I. To accept the reality of the loss (Not
II. To process the pain of grief (Not feeling)
III. To adjust to a world without the deceased:
External adjustments: Living daily without
Internal adjustments: Who am I now?
Spiritual adjustments: Reframe
IV. To find an enduring connection with the
deceased while embarking on a new life
Grieving involved reconstructing and restoring a
personal sense of meaning and direction in life.
Feelings have a function and are signals to
making meaning in our lives.
Bereavement causes one’s identity to be
constructed and reconstructed.
Complicated grief reactions require more complex
therapies than uncomplicated grief reactions.
Adjustment disorders, major depression, substance
abuse, and even PTSD are some of the common
problems of complicated bereavement.
Extended length of time of the symptoms.
Intensity of the symptoms.
Interference caused by the symptoms.

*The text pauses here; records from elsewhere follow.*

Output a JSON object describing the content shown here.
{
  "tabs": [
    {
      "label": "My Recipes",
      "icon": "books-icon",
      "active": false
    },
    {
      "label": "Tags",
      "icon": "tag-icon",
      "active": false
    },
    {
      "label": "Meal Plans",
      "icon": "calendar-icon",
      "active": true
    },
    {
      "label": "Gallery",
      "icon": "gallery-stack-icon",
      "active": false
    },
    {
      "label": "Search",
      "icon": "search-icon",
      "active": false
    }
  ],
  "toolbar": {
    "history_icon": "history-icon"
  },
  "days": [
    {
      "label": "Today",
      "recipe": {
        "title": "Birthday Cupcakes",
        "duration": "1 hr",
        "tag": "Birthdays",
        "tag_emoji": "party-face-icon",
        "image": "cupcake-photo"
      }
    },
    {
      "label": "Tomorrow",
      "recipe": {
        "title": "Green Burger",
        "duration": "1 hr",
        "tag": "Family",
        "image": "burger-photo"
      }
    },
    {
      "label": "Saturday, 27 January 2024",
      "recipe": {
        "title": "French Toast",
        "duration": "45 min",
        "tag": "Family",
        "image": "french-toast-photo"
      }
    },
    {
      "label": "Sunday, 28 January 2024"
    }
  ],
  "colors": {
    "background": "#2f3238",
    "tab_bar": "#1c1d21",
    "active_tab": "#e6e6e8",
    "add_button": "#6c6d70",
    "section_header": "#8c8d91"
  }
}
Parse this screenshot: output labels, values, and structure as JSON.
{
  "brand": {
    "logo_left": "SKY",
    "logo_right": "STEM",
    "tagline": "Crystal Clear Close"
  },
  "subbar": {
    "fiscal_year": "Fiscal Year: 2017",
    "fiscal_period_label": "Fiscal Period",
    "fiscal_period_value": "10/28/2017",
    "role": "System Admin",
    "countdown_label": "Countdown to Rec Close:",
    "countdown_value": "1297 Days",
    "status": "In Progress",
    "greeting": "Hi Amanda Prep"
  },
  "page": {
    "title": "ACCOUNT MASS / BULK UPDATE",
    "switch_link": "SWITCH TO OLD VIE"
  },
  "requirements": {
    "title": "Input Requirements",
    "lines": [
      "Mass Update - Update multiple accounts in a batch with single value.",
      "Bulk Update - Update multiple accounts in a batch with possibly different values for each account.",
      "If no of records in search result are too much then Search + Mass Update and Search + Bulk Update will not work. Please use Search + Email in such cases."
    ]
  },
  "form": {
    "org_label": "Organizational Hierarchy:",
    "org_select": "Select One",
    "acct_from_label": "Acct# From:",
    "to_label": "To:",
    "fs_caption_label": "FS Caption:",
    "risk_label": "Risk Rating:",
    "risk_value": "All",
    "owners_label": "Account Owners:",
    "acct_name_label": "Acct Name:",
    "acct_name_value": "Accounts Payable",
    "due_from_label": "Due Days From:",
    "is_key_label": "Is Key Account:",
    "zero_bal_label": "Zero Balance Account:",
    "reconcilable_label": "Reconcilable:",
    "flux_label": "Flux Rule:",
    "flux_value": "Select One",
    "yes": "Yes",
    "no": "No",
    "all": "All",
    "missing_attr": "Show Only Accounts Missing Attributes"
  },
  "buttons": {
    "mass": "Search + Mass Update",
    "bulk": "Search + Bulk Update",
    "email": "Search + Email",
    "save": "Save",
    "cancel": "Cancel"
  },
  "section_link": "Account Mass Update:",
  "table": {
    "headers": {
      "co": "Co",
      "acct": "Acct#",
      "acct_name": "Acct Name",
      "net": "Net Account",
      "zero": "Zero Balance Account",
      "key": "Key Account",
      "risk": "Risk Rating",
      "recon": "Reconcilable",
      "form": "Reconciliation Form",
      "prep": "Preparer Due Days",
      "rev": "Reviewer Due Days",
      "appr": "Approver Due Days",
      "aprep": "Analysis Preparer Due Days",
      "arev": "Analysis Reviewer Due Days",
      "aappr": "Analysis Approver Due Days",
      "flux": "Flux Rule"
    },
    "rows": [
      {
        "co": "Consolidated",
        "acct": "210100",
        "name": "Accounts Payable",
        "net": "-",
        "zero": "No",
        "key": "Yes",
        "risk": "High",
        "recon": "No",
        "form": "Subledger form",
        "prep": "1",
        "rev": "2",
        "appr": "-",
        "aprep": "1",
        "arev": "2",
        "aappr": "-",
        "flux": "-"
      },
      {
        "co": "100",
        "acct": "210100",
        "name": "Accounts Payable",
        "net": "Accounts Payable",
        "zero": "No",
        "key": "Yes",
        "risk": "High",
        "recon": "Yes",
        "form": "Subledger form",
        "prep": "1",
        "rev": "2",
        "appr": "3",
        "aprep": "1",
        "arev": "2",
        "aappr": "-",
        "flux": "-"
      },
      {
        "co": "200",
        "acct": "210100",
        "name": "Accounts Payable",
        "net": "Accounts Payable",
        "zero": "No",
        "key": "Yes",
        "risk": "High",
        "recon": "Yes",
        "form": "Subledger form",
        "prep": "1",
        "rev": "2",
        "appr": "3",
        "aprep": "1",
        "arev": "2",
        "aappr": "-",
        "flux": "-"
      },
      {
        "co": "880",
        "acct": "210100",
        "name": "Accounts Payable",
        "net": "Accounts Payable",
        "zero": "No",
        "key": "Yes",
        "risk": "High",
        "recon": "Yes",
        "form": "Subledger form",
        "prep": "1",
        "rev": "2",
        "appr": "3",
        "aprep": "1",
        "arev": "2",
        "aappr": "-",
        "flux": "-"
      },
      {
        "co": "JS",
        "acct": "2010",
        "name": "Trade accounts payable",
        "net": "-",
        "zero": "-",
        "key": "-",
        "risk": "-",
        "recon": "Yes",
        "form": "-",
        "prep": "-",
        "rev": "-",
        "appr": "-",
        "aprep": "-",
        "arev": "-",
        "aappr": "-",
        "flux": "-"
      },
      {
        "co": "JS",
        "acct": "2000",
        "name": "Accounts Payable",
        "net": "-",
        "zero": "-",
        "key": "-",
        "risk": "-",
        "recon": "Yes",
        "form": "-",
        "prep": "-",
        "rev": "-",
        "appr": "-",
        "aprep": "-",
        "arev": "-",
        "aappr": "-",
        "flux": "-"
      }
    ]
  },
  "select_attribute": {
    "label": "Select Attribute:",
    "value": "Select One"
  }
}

Unresolved grief may appear as a complete absence of
grief or mourning, an ongoing inability to experience
normal grief reactions, delayed grief, conflicted grief,
or chronic grief.
A prolonged sense of yearning to be reunited with the loved one
The presence of significant functional impairment
At least 5 of the following 9 symptoms at least 6 months after the loss:
1. Emotional numbness
2. Stunned, dazed or shocked feeling
3. Feeling that life is meaningless
4. Bitterness or anger over the loss
5. Mistrust of others
6. Difficulty accepting the loss
7. Avoidance of reminders of the deceased
8. Difficulty moving on with life
9. A feeling that part of oneself has died
The loss of a partner (within an affair)
The loss of a same-sex partner killed in
The loss of a pet
The ending of a long-term friendship
Online Condolence Books
This Guest Book will remain online until 12/18/2013 courtesy of Akron Beacon Journal.
Adrienne L. Ryba, 19, passed away Saturday, December 15, 2012. She was born in Akron, Ohio on June 29, 1993. Adrienne
graduated with honors from Highland High School in 2011 and was attending Kent State University majoring in interior
design. She was vibrant, artistic, very creative, and loved playing volleyball. Adrienne was a wonderful, loving daughter
and sister. She loved and valued her many friendships and was always there to help.
Adrienne plunged 50 feet to her death after falling through the roof of a decaying, abandoned warehouse where she and
her boyfriend had gone to view the city's lights. Adrienne Ryba was scaling the roof of a former manufacturing plant in
Akron, Ohio with her boyfriend and another pair of friends just after midnight on Saturday when the section she was on
gave way. Her friends frantically called 911 and first responders forced their way into the building, but Ryba was
pronounced dead at the scene after multiple blunt force traumas from the fall. Lt. Rick Edwards from Akron police said it
appeared that the group had been drinking alcohol.
Provide training about loss and bereavement to resident
assistants, student leaders, and others who work with students.
Encourage counseling center staff to get specialized training.
Provide grief groups, workshops, and educational materials to
students about grief and loss.
Establish campus bereavement policies.
Be sensitive to cultural differences in grief and mourning
practices, especially when creating bereavement policies.
Offer tangible support (contacting professors or supervisors,
with student consent)
Refer as necessary
1. What do you need right now to help you get
2. What don’t you need right now?
Benefits to Cyber Grieving
• Ample Resources
• Students can grieve with
a perceived level of
anonymity if they so
• Allows students to
express their emotions
and cope with
• Offers support from a
wide variety of
Risks involved in Cyber Grieving
• False information-counterproductive
to one’s well-being and grieving
• Ethical and legal implications
• All that is posted become public
• Students may rely heavily responses
and input of their peers
• Impact on student development
• Students experiencing psychiatric or
mental health issues may need
Balk, D. (2011). Helping the bereaved college student. NY: Springer.
Servaty-Seib, H. & Taub, D. (Eds.) (2008). Assisting bereaved college students.
New Directions for Student Services, Number 121.
Sofka, C., Cupit, I., & Gilbert, K. (Eds.). (2012). Dying, death, and grief in an
online universe: For counselors and educators. NY: Springer.